Similarly, the Camry Hybrid is not a performance handling machine, but the steering is responsive and the suspension is firm enough to provide a feeling of agility, while still offering a smooth and comfortable ride. Brakes are four-wheel discs, and the steering is electric power assist.
The Camry Hybrid does tend to stop more abruptly than you might expect, and this takes a little getting used to. It’s the regenerative braking at work, recharging the battery. You might feel the brakes “grab” a little. All hybrids exhibit this behaviour, some more than others.
Fuel consumption is officially rated at 5.7 L/100 km, city and highway.

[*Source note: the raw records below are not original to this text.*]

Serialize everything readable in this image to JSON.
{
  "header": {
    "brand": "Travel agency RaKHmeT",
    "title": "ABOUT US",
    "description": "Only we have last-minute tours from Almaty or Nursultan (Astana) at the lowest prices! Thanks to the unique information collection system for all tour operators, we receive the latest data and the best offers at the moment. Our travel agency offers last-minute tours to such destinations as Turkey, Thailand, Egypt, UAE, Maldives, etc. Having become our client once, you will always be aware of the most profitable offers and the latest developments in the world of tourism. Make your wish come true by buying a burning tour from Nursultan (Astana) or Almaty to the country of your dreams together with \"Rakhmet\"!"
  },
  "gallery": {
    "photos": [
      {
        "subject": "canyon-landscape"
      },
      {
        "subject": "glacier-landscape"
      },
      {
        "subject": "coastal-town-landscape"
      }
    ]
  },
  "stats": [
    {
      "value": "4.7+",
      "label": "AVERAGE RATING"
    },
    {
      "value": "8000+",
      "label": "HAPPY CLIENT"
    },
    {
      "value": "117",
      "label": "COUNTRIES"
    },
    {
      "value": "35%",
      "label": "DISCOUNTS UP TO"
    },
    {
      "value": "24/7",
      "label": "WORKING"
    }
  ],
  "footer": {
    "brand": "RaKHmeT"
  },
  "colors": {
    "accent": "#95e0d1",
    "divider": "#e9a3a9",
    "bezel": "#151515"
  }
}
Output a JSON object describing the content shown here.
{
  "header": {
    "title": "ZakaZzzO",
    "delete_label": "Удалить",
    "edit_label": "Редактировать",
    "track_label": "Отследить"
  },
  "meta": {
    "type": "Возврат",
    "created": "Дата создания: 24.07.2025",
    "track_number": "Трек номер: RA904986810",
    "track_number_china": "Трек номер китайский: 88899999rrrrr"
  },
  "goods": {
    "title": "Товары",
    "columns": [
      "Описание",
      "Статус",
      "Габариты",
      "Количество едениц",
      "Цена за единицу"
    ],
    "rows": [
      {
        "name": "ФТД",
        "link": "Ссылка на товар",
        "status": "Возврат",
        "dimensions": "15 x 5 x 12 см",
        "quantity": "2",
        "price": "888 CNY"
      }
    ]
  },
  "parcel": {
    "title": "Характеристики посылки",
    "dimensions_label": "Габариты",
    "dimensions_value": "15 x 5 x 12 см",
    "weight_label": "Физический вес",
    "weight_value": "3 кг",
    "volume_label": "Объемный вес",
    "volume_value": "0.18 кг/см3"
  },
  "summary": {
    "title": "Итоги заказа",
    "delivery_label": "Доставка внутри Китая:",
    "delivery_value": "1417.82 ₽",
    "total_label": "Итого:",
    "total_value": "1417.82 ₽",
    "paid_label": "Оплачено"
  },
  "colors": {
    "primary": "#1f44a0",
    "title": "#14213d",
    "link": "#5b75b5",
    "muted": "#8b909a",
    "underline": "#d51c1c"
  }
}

My experience over a week of mixed driving was 6.0-7.0 L/100 km, which is what you can expect from a compact or subcompact car on the highway. In other words, 6.0-7.0 L/100km in a much larger vehicle (without particularly trying to be fuel efficient) is commendable indeed. Regular grade fuel is specified.
What would be nice, in my opinion, is a little more flair. There is the special grille for the Camry Hybrid, but I don’t care for that big Toyota escutcheon as the central feature. And the interior cloth fabrics seem too velour-like and plain. There are six exterior colours, with four of them represented by black, white, grey and silver. The other two — green and blue — are delicate pastels. All in all, it’s a very conservative palette against a monotone interior.
Not particularly inspiring, especially when you consider that there’s some serious midsize hybrid competition now, from the Ford Fusion, Nissan Altima and a very stylish new Hyundai Sonata. Surely Toyota hybrid buyers deserve at least the option of some pizzazz.
How about a red one, with 17-inch alloys, tinted windows and a two-tone interior? It would still be cheap to run!
Pricing: 2011 Toyota Camry Hybrid
Base price: $31,310
Options: $1,090 (Moonroof Package )
A/C tax: $100
Price as tested: $33,820
Crash test results
National Highway Traffic Safety Administration (NHTSA)
Insurance Institute for Highway Safety (IIHS)
Paul Williams is an Ottawa-based automotive writer and senior editor for CanadianDriver. He is a member of the Automobile Journalists Association of Canada (AJAC).
Why spend $31000 + tax on a car to get the same fuel economy one can get by spending $15,000 + Tax on a Volkswagen Jetta? If the point is to save money, you can never save money by buying a hybrid. Comparing a hybrid to a non-hybrid version of the same car is not valid. Hybrids are available only on pricey models to begin with. You have to compare the price of hybrids in general to other non-hybrid cars with similar features. But even if you did compare the hybrid camry to the non-hybrid camry, the lesson is clear:
Example, according to Toyota, the difference between the hybrid Camry and the non-hybrid is 2.0 L/100 Km – 5.7 and 7.7 respectively. But the hybrid version starts at $6000 more. So if the average person drives 21,000 km per year, that is 420 Litres saved between buying a hybrid or the non-hybrid. At a cost of say, 1.15 per litre, that is a total yearly savings of $483. So with the hybrid premium of $6000 more, you would have to drive it for about 12.5 years just to break even. Problem is, the batteries will need replacement before then thereby making the hybrid even more expensive. Not to mention that after the warranty expires, you now have two power plants to maintain and a more complex car for more things to go wrong, meaning maintenance will also be more, and resale value that much less.
But ultimately, why spend $31000 on Camry at all when you can go in comfort and with the same fuel efficiency in a much cheaper non-hybrid car. Cost benefit analysis will never favor a hybrid unless oil goes to $500 a barrel which would be the end of the world as we know it. And even then, it would take three years of driving just to break even. You don’t start to see a savings until your fourth year, a year before your lease is up!